In the last couple of years, “feeds” — reverse-chronological lists of messages, links to web pages, and other information — have become central to the most cutting-edge web services, like Facebook and Twitter. But how will feeds evolve in the future? I’ll be moderating a panel tomorrow (Saturday afternoon) at South By Southwest in Austin, trying to answer that question. It’s titled: “Feed Me: Bite Size Info for a Hungry Internet,” and it will start at 3:30 central time.

The panelists, listed below, are thought leaders in this area. They’ll be discussing how users can get the most out of feeds, how existing products are going to keep changing to orient themselves around feeds — and which companies are poised for the most success. It should be a good conversation.

David Sacks, chief executive of Yammer (and some other things). We’ve covered Yammer extensively since it won the TechCrunc50 startup competition last fall. Essentially, its a business-focused version of microblogging service Twitter. It lets you easily post status updates to a group site saying what you’re up to. It recently introduced ways for you to include feeds of information from around the web. Sacks envisions Yammer as a better-than-email messaging system for companies to use within their corporate firewalls.

Paul Buchheit, co-founder of FriendFeed (and some other things). Bringing together a wide range of other web services, FriendFeed is a centralized place for you to share your activity on many other sites while also being able to see what your friends are doing. It’s a sort of central community site — but I personally find it most valuable for privately sharing story ideas and other information with my VentureBeat colleagues. Granular sharing controls and easy access from other web sites make FriendFeed a useful tool for a wide range of people trying to track what’s happening online.

Dare Obasanjo, program manager at Microsoft.
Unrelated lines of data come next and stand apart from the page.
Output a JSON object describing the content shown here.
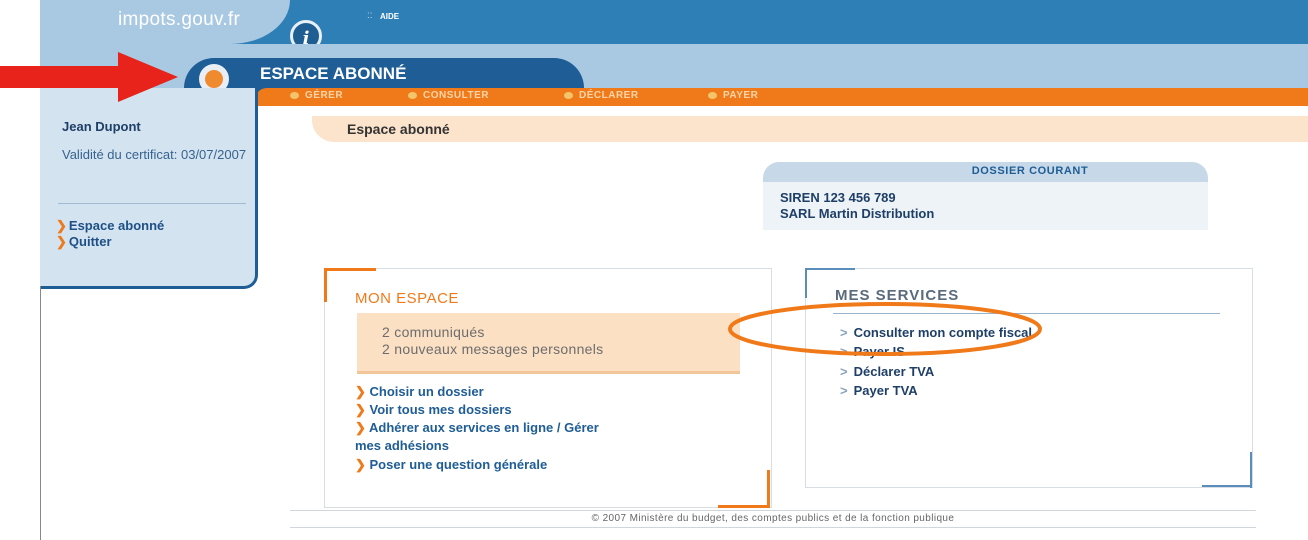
{
  "header": {
    "site_name": "impots.gouv.fr",
    "info_icon_glyph": "i",
    "aide_dots": "::",
    "aide_label": "AIDE"
  },
  "espace": {
    "title": "ESPACE ABONNÉ"
  },
  "menu": {
    "items": [
      {
        "label": "GÉRER"
      },
      {
        "label": "CONSULTER"
      },
      {
        "label": "DÉCLARER"
      },
      {
        "label": "PAYER"
      }
    ]
  },
  "sidebar": {
    "user_name": "Jean Dupont",
    "validity": "Validité du certificat: 03/07/2007",
    "links": [
      {
        "label": "Espace abonné"
      },
      {
        "label": "Quitter"
      }
    ]
  },
  "breadcrumb": {
    "label": "Espace abonné"
  },
  "dossier": {
    "title": "DOSSIER COURANT",
    "siren": "SIREN 123 456 789",
    "company": "SARL Martin Distribution"
  },
  "mon_espace": {
    "title": "MON ESPACE",
    "notifications": [
      "2 communiqués",
      "2 nouveaux messages personnels"
    ],
    "links": [
      "Choisir un dossier",
      "Voir tous mes dossiers",
      "Adhérer aux services en ligne / Gérer",
      "mes adhésions",
      "Poser une question générale"
    ]
  },
  "mes_services": {
    "title": "MES SERVICES",
    "links": [
      "Consulter mon compte fiscal",
      "Payer IS",
      "Déclarer TVA",
      "Payer TVA"
    ]
  },
  "footer": {
    "text": "© 2007 Ministère du budget, des comptes publics et de la fonction publique"
  },
  "colors": {
    "brand_blue": "#1e5d95",
    "accent_orange": "#f07a1a",
    "annotation_red": "#e8231b"
  }
}
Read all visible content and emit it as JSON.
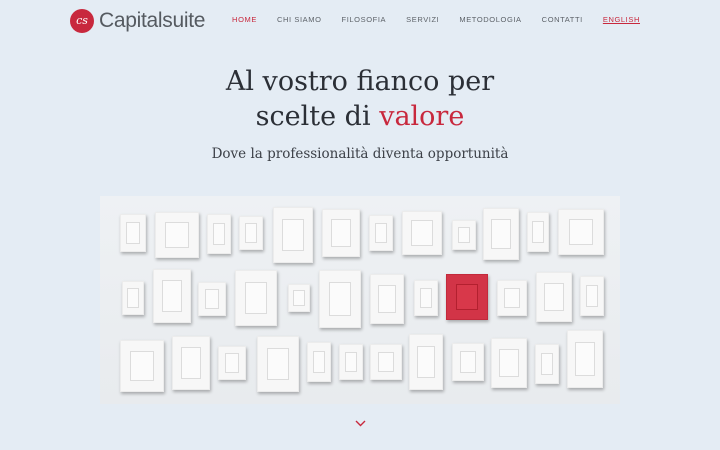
{
  "brand": {
    "mark": "cs",
    "name": "Capitalsuite",
    "accent_color": "#c8283d"
  },
  "nav": {
    "home": "HOME",
    "chi_siamo": "CHI SIAMO",
    "filosofia": "FILOSOFIA",
    "servizi": "SERVIZI",
    "metodologia": "METODOLOGIA",
    "contatti": "CONTATTI",
    "english": "ENGLISH"
  },
  "hero": {
    "title_line1": "Al vostro fianco per",
    "title_line2_prefix": "scelte di ",
    "title_line2_accent": "valore",
    "subtitle": "Dove la professionalità diventa opportunità"
  },
  "gallery": {
    "image_description_icon": "frames-wall-image"
  },
  "scroll": {
    "icon": "chevron-down-icon"
  }
}
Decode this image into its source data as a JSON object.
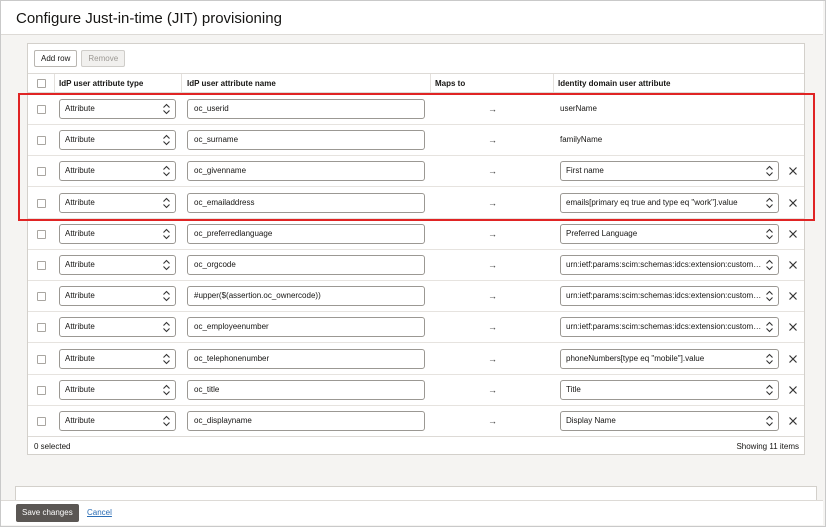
{
  "title": "Configure Just-in-time (JIT) provisioning",
  "toolbar": {
    "add_row": "Add row",
    "remove": "Remove"
  },
  "columns": {
    "type": "IdP user attribute type",
    "name": "IdP user attribute name",
    "maps": "Maps to",
    "identity": "Identity domain user attribute"
  },
  "rows": [
    {
      "type": "Attribute",
      "name": "oc_userid",
      "maps": "→",
      "identity": "userName",
      "identity_editable": false
    },
    {
      "type": "Attribute",
      "name": "oc_surname",
      "maps": "→",
      "identity": "familyName",
      "identity_editable": false
    },
    {
      "type": "Attribute",
      "name": "oc_givenname",
      "maps": "→",
      "identity": "First name",
      "identity_editable": true
    },
    {
      "type": "Attribute",
      "name": "oc_emailaddress",
      "maps": "→",
      "identity": "emails[primary eq true and type eq \"work\"].value",
      "identity_editable": true
    },
    {
      "type": "Attribute",
      "name": "oc_preferredlanguage",
      "maps": "→",
      "identity": "Preferred Language",
      "identity_editable": true
    },
    {
      "type": "Attribute",
      "name": "oc_orgcode",
      "maps": "→",
      "identity": "urn:ietf:params:scim:schemas:idcs:extension:custom:...",
      "identity_editable": true
    },
    {
      "type": "Attribute",
      "name": "#upper($(assertion.oc_ownercode))",
      "maps": "→",
      "identity": "urn:ietf:params:scim:schemas:idcs:extension:custom:...",
      "identity_editable": true
    },
    {
      "type": "Attribute",
      "name": "oc_employeenumber",
      "maps": "→",
      "identity": "urn:ietf:params:scim:schemas:idcs:extension:custom:...",
      "identity_editable": true
    },
    {
      "type": "Attribute",
      "name": "oc_telephonenumber",
      "maps": "→",
      "identity": "phoneNumbers[type eq \"mobile\"].value",
      "identity_editable": true
    },
    {
      "type": "Attribute",
      "name": "oc_title",
      "maps": "→",
      "identity": "Title",
      "identity_editable": true
    },
    {
      "type": "Attribute",
      "name": "oc_displayname",
      "maps": "→",
      "identity": "Display Name",
      "identity_editable": true
    }
  ],
  "footer": {
    "selected": "0 selected",
    "showing": "Showing 11 items"
  },
  "actions": {
    "save": "Save changes",
    "cancel": "Cancel"
  },
  "colors": {
    "highlight": "#e02424",
    "link": "#2a6db5",
    "primary_button": "#5b5754"
  }
}
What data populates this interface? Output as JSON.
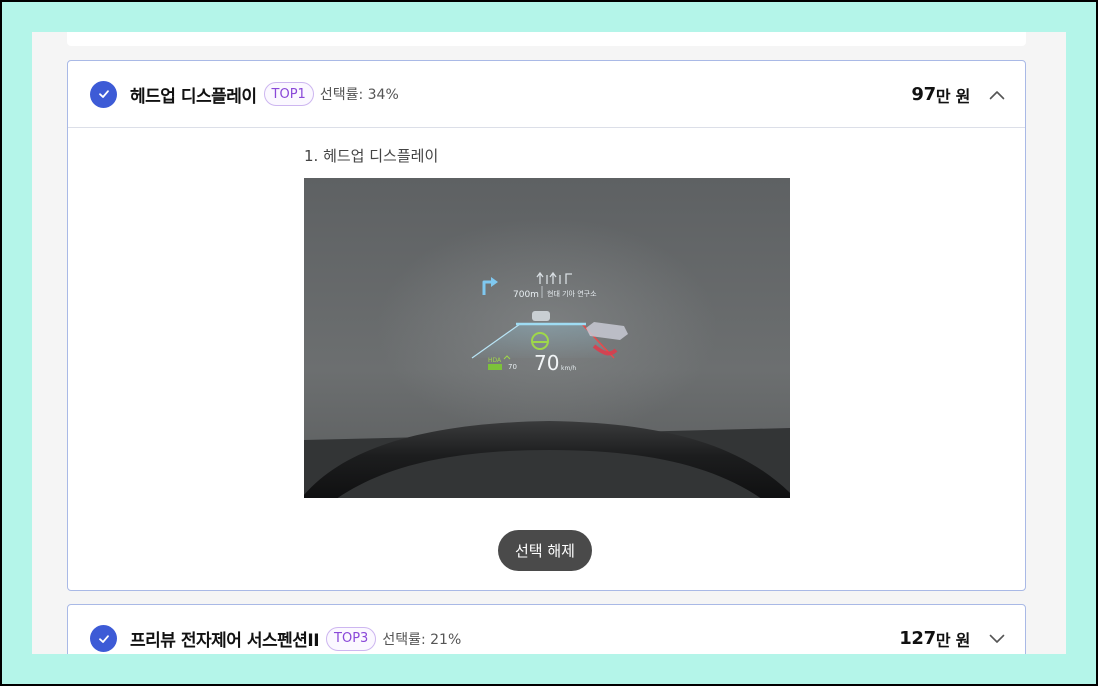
{
  "options": [
    {
      "title": "헤드업 디스플레이",
      "badge": "TOP1",
      "selection_rate": "선택률: 34%",
      "price_number": "97",
      "price_unit": "만 원",
      "expanded": true,
      "detail_label": "1. 헤드업 디스플레이",
      "hud": {
        "distance": "700m",
        "place": "현대 기아 연구소",
        "speed": "70",
        "speed_unit": "km/h",
        "hda": "HDA",
        "set_speed": "70"
      },
      "deselect_label": "선택 해제"
    },
    {
      "title": "프리뷰 전자제어 서스펜션II",
      "badge": "TOP3",
      "selection_rate": "선택률: 21%",
      "price_number": "127",
      "price_unit": "만 원",
      "expanded": false
    }
  ],
  "colors": {
    "page_background": "#b4f5e9",
    "check": "#3d5bd6",
    "card_border": "#a9b9e6",
    "badge": "#8a48d8",
    "deselect_button": "#4a4a4a"
  },
  "icons": {
    "check": "check-circle-icon",
    "collapse": "chevron-up-icon",
    "expand": "chevron-down-icon"
  }
}
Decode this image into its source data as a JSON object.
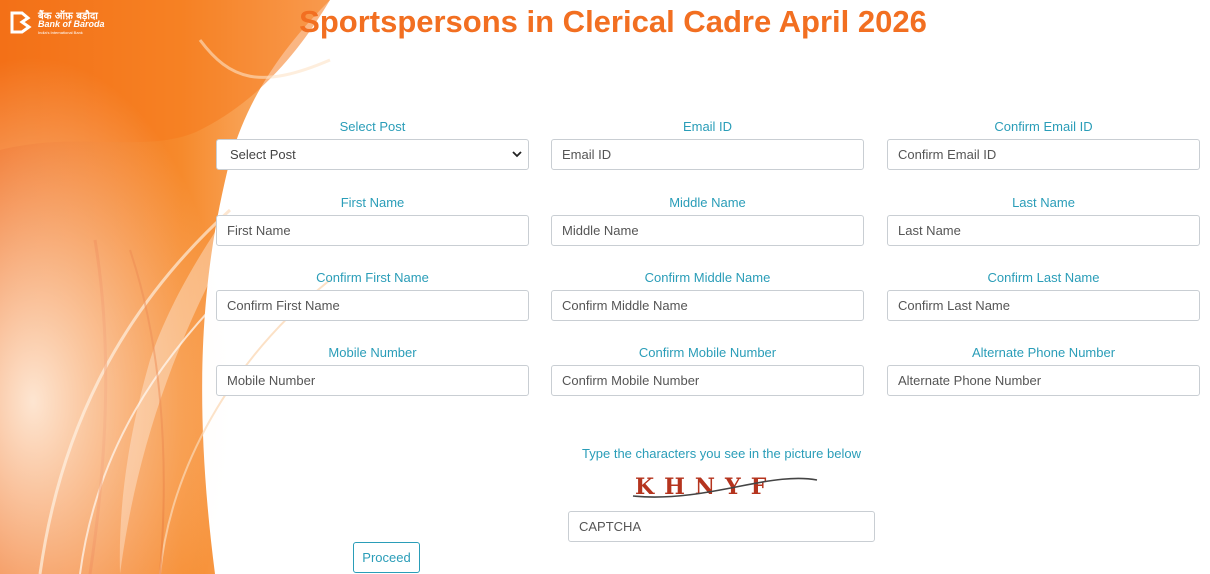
{
  "brand": {
    "hindi": "बैंक ऑफ़ बड़ौदा",
    "name": "Bank of Baroda",
    "tagline": "India's International Bank"
  },
  "page_title": "Sportspersons in Clerical Cadre April 2026",
  "fields": {
    "post": {
      "label": "Select Post",
      "value": "Select Post"
    },
    "email": {
      "label": "Email ID",
      "placeholder": "Email ID"
    },
    "confirm_email": {
      "label": "Confirm Email ID",
      "placeholder": "Confirm Email ID"
    },
    "first_name": {
      "label": "First Name",
      "placeholder": "First Name"
    },
    "middle_name": {
      "label": "Middle Name",
      "placeholder": "Middle Name"
    },
    "last_name": {
      "label": "Last Name",
      "placeholder": "Last Name"
    },
    "confirm_first_name": {
      "label": "Confirm First Name",
      "placeholder": "Confirm First Name"
    },
    "confirm_middle_name": {
      "label": "Confirm Middle Name",
      "placeholder": "Confirm Middle Name"
    },
    "confirm_last_name": {
      "label": "Confirm Last Name",
      "placeholder": "Confirm Last Name"
    },
    "mobile": {
      "label": "Mobile Number",
      "placeholder": "Mobile Number"
    },
    "confirm_mobile": {
      "label": "Confirm Mobile Number",
      "placeholder": "Confirm Mobile Number"
    },
    "alternate_phone": {
      "label": "Alternate Phone Number",
      "placeholder": "Alternate Phone Number"
    }
  },
  "captcha": {
    "instruction": "Type the characters you see in the picture below",
    "image_text": "KHNYF",
    "placeholder": "CAPTCHA"
  },
  "proceed_label": "Proceed",
  "colors": {
    "title": "#f26f21",
    "label": "#2a9db8",
    "background_orange": "#f47a1f"
  }
}
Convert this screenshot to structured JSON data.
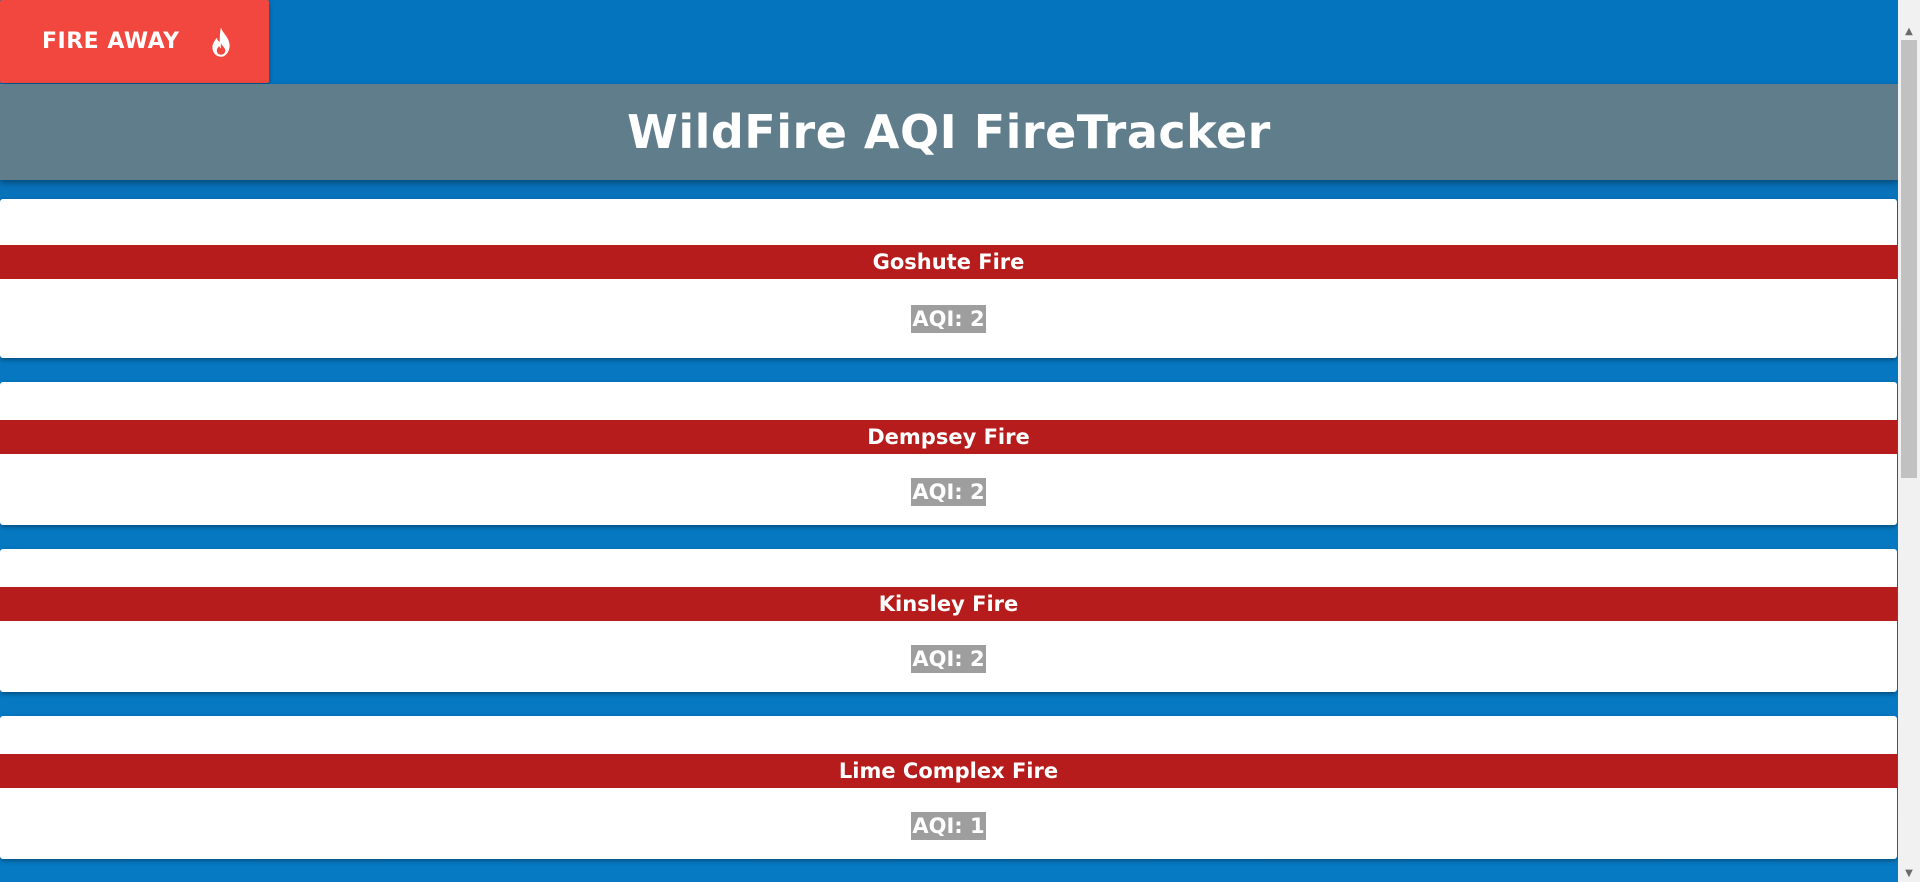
{
  "header": {
    "button_label": "FIRE AWAY",
    "button_icon": "flame-icon",
    "title": "WildFire AQI FireTracker"
  },
  "colors": {
    "background": "#0677c0",
    "button": "#f2473e",
    "title_bar": "#607d8b",
    "fire_name_bar": "#b71c1c",
    "aqi_badge": "#9e9e9e"
  },
  "fires": [
    {
      "name": "Goshute Fire",
      "aqi": "AQI: 2"
    },
    {
      "name": "Dempsey Fire",
      "aqi": "AQI: 2"
    },
    {
      "name": "Kinsley Fire",
      "aqi": "AQI: 2"
    },
    {
      "name": "Lime Complex Fire",
      "aqi": "AQI: 1"
    }
  ]
}
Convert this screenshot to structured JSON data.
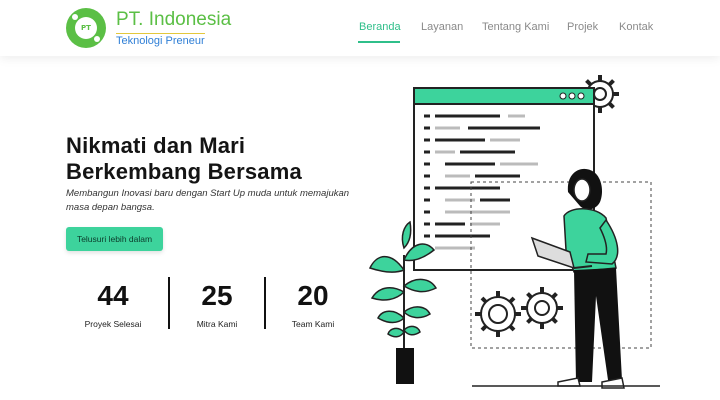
{
  "brand": {
    "title": "PT. Indonesia",
    "subtitle": "Teknologi Preneur",
    "logo_text": "PT",
    "colors": {
      "green": "#5bbf45",
      "blue": "#2f7fd6",
      "accent": "#3dd39c"
    }
  },
  "nav": {
    "items": [
      {
        "label": "Beranda",
        "active": true
      },
      {
        "label": "Layanan",
        "active": false
      },
      {
        "label": "Tentang Kami",
        "active": false
      },
      {
        "label": "Projek",
        "active": false
      },
      {
        "label": "Kontak",
        "active": false
      }
    ]
  },
  "hero": {
    "title_line1": "Nikmati dan Mari",
    "title_line2": "Berkembang Bersama",
    "description": "Membangun Inovasi baru dengan Start Up muda untuk memajukan masa depan bangsa.",
    "cta_label": "Telusuri lebih dalam"
  },
  "stats": [
    {
      "value": "44",
      "label": "Proyek Selesai"
    },
    {
      "value": "25",
      "label": "Mitra Kami"
    },
    {
      "value": "20",
      "label": "Team Kami"
    }
  ],
  "illustration": {
    "icons": [
      "code-window-icon",
      "gear-icon",
      "plant-icon",
      "person-with-laptop-icon"
    ]
  }
}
Windows Live includes Hotmail, Messenger and other social software services used by millions around the world. Last November, Microsoft redesigned Windows Live to make it more of a social network, with a news feed as one of its tentpoles.  You can read Obasanjo’s sharp insights on feeds and many other topics on his personal blog.

Ari Steinberg, engineering manager at Facebook. Having introduced feeds to the masses in 2006, the company has continued to push feeds — most recently with a redesign this week that lets users more easily organize feeds in ways that make information-sharing even easier. Steinberg has been at Facebook since its early days, and has been involved in many of its innovations in this area. He and his team are passionate enough about this topic to arrange this panel and recruit the panelists (and moderator — thanks, guys).